Search the records below for "true" and copy every line it turns up in.

───

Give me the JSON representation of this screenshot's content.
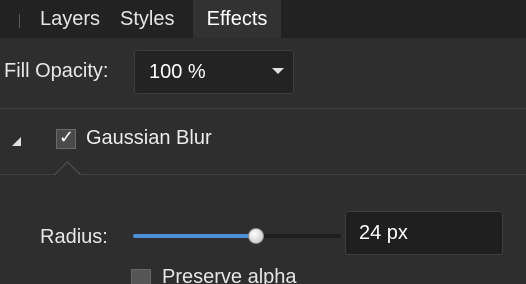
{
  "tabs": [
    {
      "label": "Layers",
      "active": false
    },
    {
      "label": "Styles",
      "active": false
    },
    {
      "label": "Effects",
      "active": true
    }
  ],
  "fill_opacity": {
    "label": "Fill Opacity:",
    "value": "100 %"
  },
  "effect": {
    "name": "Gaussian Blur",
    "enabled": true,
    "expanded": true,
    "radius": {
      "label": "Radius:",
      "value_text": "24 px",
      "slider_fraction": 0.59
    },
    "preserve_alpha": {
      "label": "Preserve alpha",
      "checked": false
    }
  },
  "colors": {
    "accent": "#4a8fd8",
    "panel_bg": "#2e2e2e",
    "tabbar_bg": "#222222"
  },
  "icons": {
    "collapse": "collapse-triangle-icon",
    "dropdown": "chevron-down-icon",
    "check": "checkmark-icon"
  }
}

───

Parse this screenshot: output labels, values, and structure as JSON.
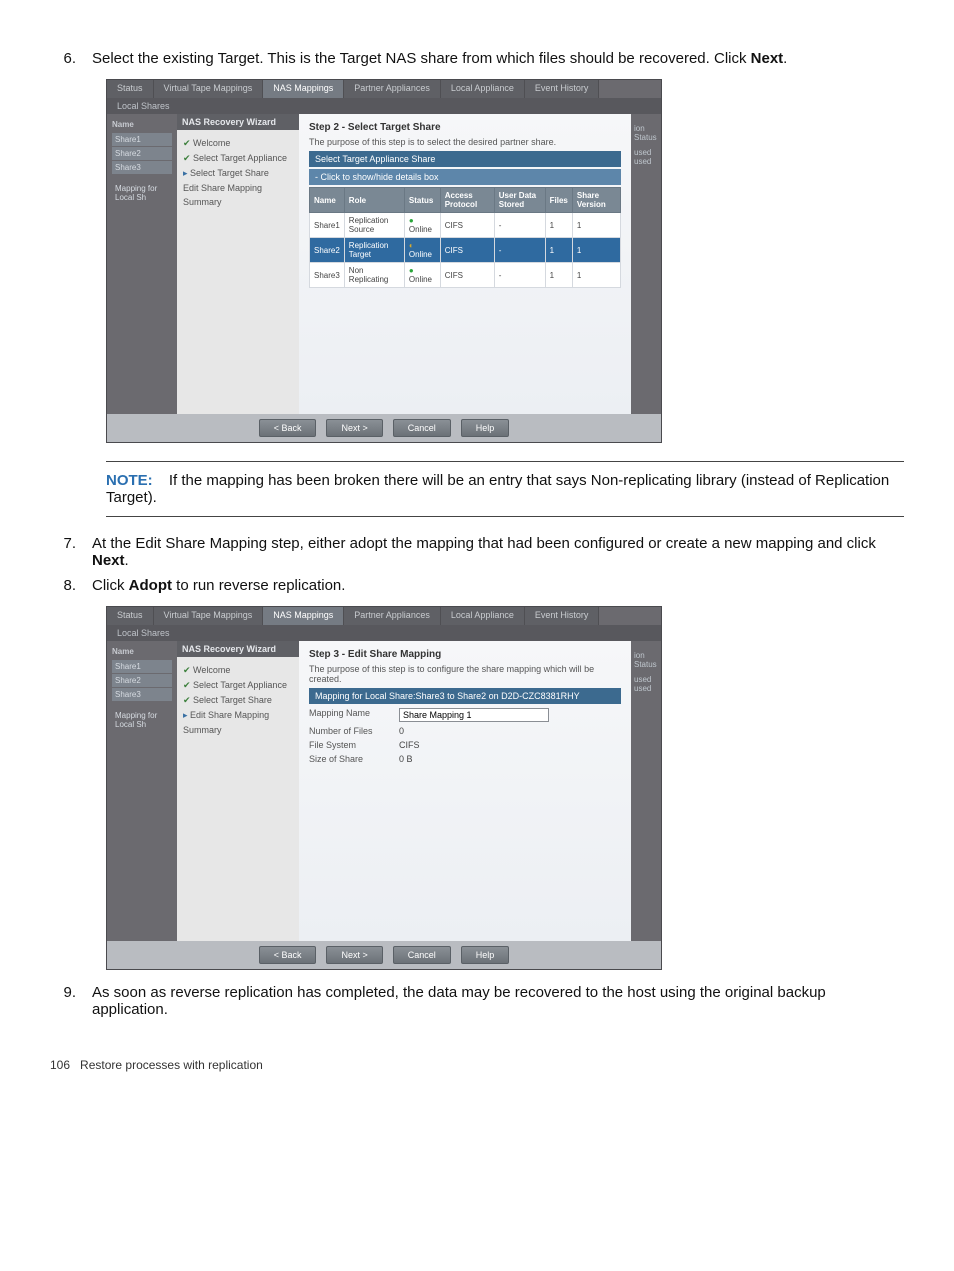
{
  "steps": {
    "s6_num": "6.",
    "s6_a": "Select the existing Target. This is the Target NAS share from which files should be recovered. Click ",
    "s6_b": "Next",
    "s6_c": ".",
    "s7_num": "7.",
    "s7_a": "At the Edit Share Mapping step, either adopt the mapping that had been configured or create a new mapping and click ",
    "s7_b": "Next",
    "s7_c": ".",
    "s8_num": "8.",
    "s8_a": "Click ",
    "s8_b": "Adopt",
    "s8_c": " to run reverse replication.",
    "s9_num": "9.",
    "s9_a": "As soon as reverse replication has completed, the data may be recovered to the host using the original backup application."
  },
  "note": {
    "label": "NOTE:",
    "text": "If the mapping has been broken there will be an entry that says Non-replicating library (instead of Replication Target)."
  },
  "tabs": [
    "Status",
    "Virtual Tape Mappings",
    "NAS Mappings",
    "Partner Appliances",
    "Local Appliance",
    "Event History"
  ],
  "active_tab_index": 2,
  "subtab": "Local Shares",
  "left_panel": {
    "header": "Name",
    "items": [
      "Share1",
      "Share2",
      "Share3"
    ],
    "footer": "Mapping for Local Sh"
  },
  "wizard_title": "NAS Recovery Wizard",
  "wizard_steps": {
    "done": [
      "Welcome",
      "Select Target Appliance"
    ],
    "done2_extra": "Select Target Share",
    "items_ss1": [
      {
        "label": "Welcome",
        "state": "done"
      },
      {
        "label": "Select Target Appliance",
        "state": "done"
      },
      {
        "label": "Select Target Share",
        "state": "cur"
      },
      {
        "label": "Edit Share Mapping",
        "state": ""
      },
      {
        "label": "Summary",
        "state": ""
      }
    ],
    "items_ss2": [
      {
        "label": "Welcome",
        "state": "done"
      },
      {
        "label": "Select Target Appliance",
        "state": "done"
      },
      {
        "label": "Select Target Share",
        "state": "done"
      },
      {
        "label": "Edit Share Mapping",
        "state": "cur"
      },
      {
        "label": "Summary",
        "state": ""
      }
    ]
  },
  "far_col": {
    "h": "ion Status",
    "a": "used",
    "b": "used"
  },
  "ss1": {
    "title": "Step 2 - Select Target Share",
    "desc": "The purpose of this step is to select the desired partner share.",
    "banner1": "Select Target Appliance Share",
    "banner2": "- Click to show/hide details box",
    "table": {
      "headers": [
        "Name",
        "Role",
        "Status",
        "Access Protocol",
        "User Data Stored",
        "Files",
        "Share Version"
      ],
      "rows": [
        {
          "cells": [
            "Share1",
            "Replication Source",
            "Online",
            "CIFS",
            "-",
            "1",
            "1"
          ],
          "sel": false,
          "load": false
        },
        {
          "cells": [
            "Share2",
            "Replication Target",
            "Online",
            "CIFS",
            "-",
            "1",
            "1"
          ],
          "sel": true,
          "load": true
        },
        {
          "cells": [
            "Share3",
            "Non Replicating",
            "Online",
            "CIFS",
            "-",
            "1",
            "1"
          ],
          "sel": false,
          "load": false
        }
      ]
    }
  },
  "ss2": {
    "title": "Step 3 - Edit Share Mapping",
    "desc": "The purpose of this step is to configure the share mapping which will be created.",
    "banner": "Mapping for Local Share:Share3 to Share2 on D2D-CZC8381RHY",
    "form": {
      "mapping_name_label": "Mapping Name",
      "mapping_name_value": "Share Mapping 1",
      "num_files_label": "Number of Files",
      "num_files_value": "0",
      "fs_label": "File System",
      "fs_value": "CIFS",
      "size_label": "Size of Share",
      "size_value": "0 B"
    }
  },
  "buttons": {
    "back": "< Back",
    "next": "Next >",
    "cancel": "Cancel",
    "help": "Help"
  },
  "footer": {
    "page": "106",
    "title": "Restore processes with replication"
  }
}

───

## Result for this exercise
      "active": true
    "enabled": true,
    "expanded": true,
          "sel": true,
          "load": true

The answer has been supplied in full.